> **INSTRUCTIONS FOR THE TASK**
Nothing should differ between your output and the entries below.

> **STORED DATA**
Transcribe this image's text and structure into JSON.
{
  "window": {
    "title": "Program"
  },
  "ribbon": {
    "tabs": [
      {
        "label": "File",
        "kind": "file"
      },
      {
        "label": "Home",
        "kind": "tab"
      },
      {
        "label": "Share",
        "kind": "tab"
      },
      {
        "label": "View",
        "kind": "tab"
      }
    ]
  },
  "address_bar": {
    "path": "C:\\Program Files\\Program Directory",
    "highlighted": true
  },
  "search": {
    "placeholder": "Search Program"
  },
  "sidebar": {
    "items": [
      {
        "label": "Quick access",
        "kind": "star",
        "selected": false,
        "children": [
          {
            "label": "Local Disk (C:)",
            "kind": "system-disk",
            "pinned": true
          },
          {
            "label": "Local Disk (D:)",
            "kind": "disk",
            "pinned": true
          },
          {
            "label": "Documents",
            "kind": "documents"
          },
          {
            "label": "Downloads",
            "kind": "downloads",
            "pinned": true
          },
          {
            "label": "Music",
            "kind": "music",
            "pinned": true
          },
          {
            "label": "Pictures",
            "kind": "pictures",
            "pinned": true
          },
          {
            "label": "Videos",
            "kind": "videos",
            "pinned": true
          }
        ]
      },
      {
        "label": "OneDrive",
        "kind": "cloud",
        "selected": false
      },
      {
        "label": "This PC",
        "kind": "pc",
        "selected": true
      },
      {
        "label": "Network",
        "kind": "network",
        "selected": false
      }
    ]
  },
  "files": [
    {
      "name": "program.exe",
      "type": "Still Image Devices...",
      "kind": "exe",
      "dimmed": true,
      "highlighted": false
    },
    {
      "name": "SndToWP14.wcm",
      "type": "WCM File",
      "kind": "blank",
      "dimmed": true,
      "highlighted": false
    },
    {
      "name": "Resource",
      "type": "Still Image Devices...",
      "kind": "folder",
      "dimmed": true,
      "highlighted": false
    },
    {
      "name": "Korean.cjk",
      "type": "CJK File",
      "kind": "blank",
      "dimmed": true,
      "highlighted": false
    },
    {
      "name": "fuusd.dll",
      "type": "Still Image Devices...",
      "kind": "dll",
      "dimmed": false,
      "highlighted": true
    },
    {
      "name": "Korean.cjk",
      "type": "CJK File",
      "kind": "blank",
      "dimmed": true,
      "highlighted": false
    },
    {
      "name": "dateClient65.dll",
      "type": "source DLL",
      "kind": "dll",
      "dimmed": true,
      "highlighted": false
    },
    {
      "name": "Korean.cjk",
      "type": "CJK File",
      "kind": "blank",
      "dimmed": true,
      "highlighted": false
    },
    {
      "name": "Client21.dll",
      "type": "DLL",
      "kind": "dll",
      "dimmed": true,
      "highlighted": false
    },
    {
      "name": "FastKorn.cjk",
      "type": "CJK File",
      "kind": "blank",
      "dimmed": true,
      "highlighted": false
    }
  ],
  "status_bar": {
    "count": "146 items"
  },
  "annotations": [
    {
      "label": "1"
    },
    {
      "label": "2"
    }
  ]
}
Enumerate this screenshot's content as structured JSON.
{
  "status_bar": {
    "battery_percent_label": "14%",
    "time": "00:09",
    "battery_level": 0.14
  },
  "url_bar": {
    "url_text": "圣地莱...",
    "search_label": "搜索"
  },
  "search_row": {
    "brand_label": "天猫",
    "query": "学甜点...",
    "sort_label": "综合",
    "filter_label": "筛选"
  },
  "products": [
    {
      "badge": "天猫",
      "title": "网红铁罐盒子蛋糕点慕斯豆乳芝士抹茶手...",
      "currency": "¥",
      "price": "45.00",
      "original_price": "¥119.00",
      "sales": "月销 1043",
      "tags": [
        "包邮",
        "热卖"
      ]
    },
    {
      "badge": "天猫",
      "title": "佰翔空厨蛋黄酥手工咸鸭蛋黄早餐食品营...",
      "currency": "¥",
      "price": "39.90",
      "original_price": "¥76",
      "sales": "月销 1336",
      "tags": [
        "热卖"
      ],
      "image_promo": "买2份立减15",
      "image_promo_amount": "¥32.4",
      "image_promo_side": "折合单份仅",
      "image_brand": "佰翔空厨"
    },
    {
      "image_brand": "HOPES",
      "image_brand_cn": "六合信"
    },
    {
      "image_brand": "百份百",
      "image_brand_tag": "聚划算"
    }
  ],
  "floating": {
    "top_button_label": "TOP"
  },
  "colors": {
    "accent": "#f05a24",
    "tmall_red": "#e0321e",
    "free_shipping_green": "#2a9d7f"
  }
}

> **REPLY**
Transcribe this image's text and structure into JSON.
{
  "window": {
    "title": "Program"
  },
  "ribbon": {
    "tabs": [
      {
        "label": "File",
        "kind": "file"
      },
      {
        "label": "Home",
        "kind": "tab"
      },
      {
        "label": "Share",
        "kind": "tab"
      },
      {
        "label": "View",
        "kind": "tab"
      }
    ]
  },
  "address_bar": {
    "path": "C:\\Program Files\\Program Directory",
    "highlighted": true
  },
  "search": {
    "placeholder": "Search Program"
  },
  "sidebar": {
    "items": [
      {
        "label": "Quick access",
        "kind": "star",
        "selected": false,
        "children": [
          {
            "label": "Local Disk (C:)",
            "kind": "system-disk",
            "pinned": true
          },
          {
            "label": "Local Disk (D:)",
            "kind": "disk",
            "pinned": true
          },
          {
            "label": "Documents",
            "kind": "documents"
          },
          {
            "label": "Downloads",
            "kind": "downloads",
            "pinned": true
          },
          {
            "label": "Music",
            "kind": "music",
            "pinned": true
          },
          {
            "label": "Pictures",
            "kind": "pictures",
            "pinned": true
          },
          {
            "label": "Videos",
            "kind": "videos",
            "pinned": true
          }
        ]
      },
      {
        "label": "OneDrive",
        "kind": "cloud",
        "selected": false
      },
      {
        "label": "This PC",
        "kind": "pc",
        "selected": true
      },
      {
        "label": "Network",
        "kind": "network",
        "selected": false
      }
    ]
  },
  "files": [
    {
      "name": "program.exe",
      "type": "Still Image Devices...",
      "kind": "exe",
      "dimmed": true,
      "highlighted": false
    },
    {
      "name": "SndToWP14.wcm",
      "type": "WCM File",
      "kind": "blank",
      "dimmed": true,
      "highlighted": false
    },
    {
      "name": "Resource",
      "type": "Still Image Devices...",
      "kind": "folder",
      "dimmed": true,
      "highlighted": false
    },
    {
      "name": "Korean.cjk",
      "type": "CJK File",
      "kind": "blank",
      "dimmed": true,
      "highlighted": false
    },
    {
      "name": "fuusd.dll",
      "type": "Still Image Devices...",
      "kind": "dll",
      "dimmed": false,
      "highlighted": true
    },
    {
      "name": "Korean.cjk",
      "type": "CJK File",
      "kind": "blank",
      "dimmed": true,
      "highlighted": false
    },
    {
      "name": "dateClient65.dll",
      "type": "source DLL",
      "kind": "dll",
      "dimmed": true,
      "highlighted": false
    },
    {
      "name": "Korean.cjk",
      "type": "CJK File",
      "kind": "blank",
      "dimmed": true,
      "highlighted": false
    },
    {
      "name": "Client21.dll",
      "type": "DLL",
      "kind": "dll",
      "dimmed": true,
      "highlighted": false
    },
    {
      "name": "FastKorn.cjk",
      "type": "CJK File",
      "kind": "blank",
      "dimmed": true,
      "highlighted": false
    }
  ],
  "status_bar": {
    "count": "146 items"
  },
  "annotations": [
    {
      "label": "1"
    },
    {
      "label": "2"
    }
  ]
}
Enumerate this screenshot's content as structured JSON.
{
  "status_bar": {
    "battery_percent_label": "14%",
    "time": "00:09",
    "battery_level": 0.14
  },
  "url_bar": {
    "url_text": "圣地莱...",
    "search_label": "搜索"
  },
  "search_row": {
    "brand_label": "天猫",
    "query": "学甜点...",
    "sort_label": "综合",
    "filter_label": "筛选"
  },
  "products": [
    {
      "badge": "天猫",
      "title": "网红铁罐盒子蛋糕点慕斯豆乳芝士抹茶手...",
      "currency": "¥",
      "price": "45.00",
      "original_price": "¥119.00",
      "sales": "月销 1043",
      "tags": [
        "包邮",
        "热卖"
      ]
    },
    {
      "badge": "天猫",
      "title": "佰翔空厨蛋黄酥手工咸鸭蛋黄早餐食品营...",
      "currency": "¥",
      "price": "39.90",
      "original_price": "¥76",
      "sales": "月销 1336",
      "tags": [
        "热卖"
      ],
      "image_promo": "买2份立减15",
      "image_promo_amount": "¥32.4",
      "image_promo_side": "折合单份仅",
      "image_brand": "佰翔空厨"
    },
    {
      "image_brand": "HOPES",
      "image_brand_cn": "六合信"
    },
    {
      "image_brand": "百份百",
      "image_brand_tag": "聚划算"
    }
  ],
  "floating": {
    "top_button_label": "TOP"
  },
  "colors": {
    "accent": "#f05a24",
    "tmall_red": "#e0321e",
    "free_shipping_green": "#2a9d7f"
  }
}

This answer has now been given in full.